Motor Neuron Disease (MND) is a fatal neurological disorder, which affects nerve cells in the spinal cord (lower motor neurons) and brain (upper motor neurons), progressively degenerating them further. When the motor neurons can no longer send signals to the muscles, the muscles begin to deteriorate (atrophy), progressing muscle weakness.
MND causes muscles to be weak and soft, or stiff, tight and spastic. Cramps and muscle twitches are common. Symptoms may be limited to a single body region, or mild symptoms may affect more areas of the body. When MND begins in the bulbar motor neurons, the muscles used for swallowing and speaking are affected first.
As the disease develops, symptoms become more widespread. Some muscles become paralyzed, while others are weakened or unaffected.
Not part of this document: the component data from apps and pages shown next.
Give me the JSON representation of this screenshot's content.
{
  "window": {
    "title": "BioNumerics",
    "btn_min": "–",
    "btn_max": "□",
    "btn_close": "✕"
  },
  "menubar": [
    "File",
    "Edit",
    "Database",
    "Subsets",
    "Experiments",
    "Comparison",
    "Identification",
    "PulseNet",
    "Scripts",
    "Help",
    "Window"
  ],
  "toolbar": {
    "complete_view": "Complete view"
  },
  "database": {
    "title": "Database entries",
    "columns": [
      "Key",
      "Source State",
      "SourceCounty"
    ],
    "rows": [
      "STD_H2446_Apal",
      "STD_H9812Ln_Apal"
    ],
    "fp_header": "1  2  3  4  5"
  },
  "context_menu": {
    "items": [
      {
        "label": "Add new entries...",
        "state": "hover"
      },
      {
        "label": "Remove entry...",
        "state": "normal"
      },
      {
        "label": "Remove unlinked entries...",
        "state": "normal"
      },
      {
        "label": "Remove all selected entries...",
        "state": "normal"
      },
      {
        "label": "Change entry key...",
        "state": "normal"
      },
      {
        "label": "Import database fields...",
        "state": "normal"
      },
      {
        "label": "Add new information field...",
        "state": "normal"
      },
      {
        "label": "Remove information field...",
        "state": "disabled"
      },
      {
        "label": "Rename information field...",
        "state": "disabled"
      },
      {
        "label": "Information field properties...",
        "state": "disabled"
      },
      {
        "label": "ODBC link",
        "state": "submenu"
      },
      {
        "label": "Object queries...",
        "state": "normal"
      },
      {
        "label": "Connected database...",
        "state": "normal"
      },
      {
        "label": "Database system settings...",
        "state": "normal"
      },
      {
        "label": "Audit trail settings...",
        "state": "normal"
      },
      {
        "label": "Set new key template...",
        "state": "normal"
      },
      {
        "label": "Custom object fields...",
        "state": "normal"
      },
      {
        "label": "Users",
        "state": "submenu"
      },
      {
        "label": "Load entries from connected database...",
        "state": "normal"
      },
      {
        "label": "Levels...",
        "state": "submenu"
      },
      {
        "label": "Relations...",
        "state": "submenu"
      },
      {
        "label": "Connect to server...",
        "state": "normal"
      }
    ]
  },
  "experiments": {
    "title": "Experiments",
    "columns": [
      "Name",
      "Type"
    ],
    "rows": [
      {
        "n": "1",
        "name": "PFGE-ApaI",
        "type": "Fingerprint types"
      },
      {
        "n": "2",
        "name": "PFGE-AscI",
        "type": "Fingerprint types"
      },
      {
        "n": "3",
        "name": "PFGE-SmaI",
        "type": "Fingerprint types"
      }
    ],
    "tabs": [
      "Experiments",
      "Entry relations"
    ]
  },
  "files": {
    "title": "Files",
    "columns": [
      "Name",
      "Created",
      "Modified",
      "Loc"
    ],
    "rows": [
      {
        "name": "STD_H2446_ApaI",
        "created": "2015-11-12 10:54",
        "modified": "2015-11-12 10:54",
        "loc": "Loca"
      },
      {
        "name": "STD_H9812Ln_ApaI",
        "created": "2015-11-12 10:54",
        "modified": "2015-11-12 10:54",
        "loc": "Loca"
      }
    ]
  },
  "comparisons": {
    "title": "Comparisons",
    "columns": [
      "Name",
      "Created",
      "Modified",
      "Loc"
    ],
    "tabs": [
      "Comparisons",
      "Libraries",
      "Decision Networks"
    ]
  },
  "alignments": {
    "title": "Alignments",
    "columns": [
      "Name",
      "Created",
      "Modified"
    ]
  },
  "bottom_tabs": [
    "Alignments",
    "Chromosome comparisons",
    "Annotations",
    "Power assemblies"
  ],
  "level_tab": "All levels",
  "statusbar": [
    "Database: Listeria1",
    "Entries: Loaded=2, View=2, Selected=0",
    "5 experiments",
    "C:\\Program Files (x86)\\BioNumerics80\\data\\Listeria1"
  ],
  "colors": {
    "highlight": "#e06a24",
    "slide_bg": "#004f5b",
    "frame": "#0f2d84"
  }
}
In late-stage MND, most voluntary muscles are paralyzed.
With MND, a number of symptoms can occur directly related to respiratory failure, including overall weakness; shortness of breath, both on exertion and at rest; sleepiness and fatigue; and hypoventilation, particularly at night. Thus, one of the most widely used interventions for MND is noninvasive ventilation (NIV).
Adopting Biphasic Cuirass Ventilation, or better known as BCV, improves the quality of life for those diagnosed with MND. BCV is non-invasive. BCV does NOT require a tracheostomy, or a mask. With BCV, capable patients can eat, drink, and talk while being fully ventilated. BCV can provide ventilation, secretion clearance, and a cough.
Early adoption is key! According to a recent case report, “BCV was initiated upon diagnosis of [MND] improving the patient’s tidal volume, decrease in respiratory rate, improved comfort and tolerance.”
Nearly all patients with MND will eventually lose most muscle function, including vocal communication abilities, cough and breathing. They will have to choose to stop eating or invite pneumonia as their swallowing muscles will lose the ability to direct food into the esophagus. As a result, food particles in whole or in part may go down the trachea with bulbar onset. Initially, the patient will cough and will clear the aspirate from their lungs with struggle. As time passes and these aspiration events reoccur, the reflexes that protect the airway from aspiration may elicit a weakened cough response if any; also known as silent aspiration. As the aspiration increases, cases of pneumonia are inevitable as oral aspirate is infectious in the lungs. It can occur in spite of the patient forgoing oral intake as saliva is aspirated. The rapidity of progression may be decelerated, stopped or reversed hopefully in time with pharmaceutical and gene therapeutic approaches, but for the exception of a rare few, the progression is inevitable. Pneumonia resulting in severe respiratory failure or sepsis is frequently the ultimate cause of mortality. BCV offers multiple clinical advantages over other non-invasive therapeutic interventions for symptomatic or prophylactic treatment of MND respiratory-related symptoms.